Flawed Justice: Assessing the Qatari Judiciary

In January 2014, Gabriela Knaul, the UN Special Rapporteur on the Independence of Judges and Lawyers, visited Qatar upon the invitation of the government. During her visit, she met with senior officials at the Ministries of Foreign Affairs, Justice, and Interior, as well as the Chief Justice of the Court of Cassation, in order to evaluate Qatar’s criminal justice system. She then presented a follow-up report to the UN General Assembly wherein she identified a wide range of problems affecting the Qatari judiciary. Her findings point to systemic flaws in Qatar’s judicial system.

In her report, Special Rapporteur Knaul first highlighted challenges to impartiality and accountability in the Qatari judiciary. She reported that the emir appoints all judges and expressed concern that this mechanism of appointment exposes them to undue political pressure. Law no. 10 of 2003 also provides the emir the power to dismiss judges “in the public interest.” Taken together, these powers allow the executive branch disproportionate influence in the work of the judiciary.

Ms. Knaul additionally expressed “a sense of alarm” at the lack of guarantees against arbitrary arrest and detention in Qatar. Though the Code of Criminal Procedure mandates that detainees must be presented to a prosecutor within 24 hours of detention, this guarantee does not apply to persons arrested under the Law on the Protection of the Community, the Law on Combating Terrorism, or the Law establishing the State Security Services. People arrested under these laws can be detained for long periods without charge.

The lack of transparency during both the investigative and trial phases of judicial proceedings calls into question the integrity of the process as a whole. The Special Rapporteur received reports noting the extreme difficulty of following the judicial process. Hearings often commence behind closed doors without justification. At times, lawyers struggle to access information about cases, especially during the investigative phase.

Ms. Knaul finally expressed concern over delays in judicial proceedings caused by the postponement of hearings without clear justification. She highlighted a specific instance where a judge postponed a trial because the defendant did not show up to the hearing, even though the courts had placed a travel ban on the man. She also received information that prosecution services were “influenced by high-level persons or powerful businesses.” She expressed particular concern about allegations of the prosecution services’ involvement in fabricating facts and tampering with evidence.

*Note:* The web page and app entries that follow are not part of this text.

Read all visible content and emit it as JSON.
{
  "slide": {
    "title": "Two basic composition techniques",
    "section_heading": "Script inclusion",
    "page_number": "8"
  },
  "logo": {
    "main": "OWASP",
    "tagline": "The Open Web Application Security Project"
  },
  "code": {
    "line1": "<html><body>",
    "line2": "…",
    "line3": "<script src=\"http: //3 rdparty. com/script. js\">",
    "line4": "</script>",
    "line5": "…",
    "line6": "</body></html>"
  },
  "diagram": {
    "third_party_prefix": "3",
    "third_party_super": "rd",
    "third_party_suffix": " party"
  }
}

Many of the issues highlighted by Ms. Knaul directly affected the trial of Mohammed al-Ajami, a Qatari poet serving a 15-year prison sentence based on the contents of his poetry. After his arrest in November 2011, Qatari officials did not bring al-Ajami before a prosecutor within the required 24-hour window. They held him alternately incommunicado and in solitary detention for over a year in the lead-up to his trial, which was postponed five times before it finally commenced in secret in November 2012. During the trial, the judiciary fabricated facts to use against al-Ajami, claiming that a poem he had recited privately for his friends had been read in the presence of the press. Qatari officials blocked al-Ajami’s lawyer from attending some of the proceedings and forced him to provide a written defense for his client.

These systemic judicial flaws perpetuate a criminal justice system whereby defendants like Mohammed al-Ajami cannot be assured a fair trial. The concerns expressed by Ms. Knaul in her capacity as Special Rapporteur on the Independence of Judges and Lawyers must be addressed in order to ensure the service of justice in Qatar.


Ellen Duthoy is an advocacy fellow at ADHRB.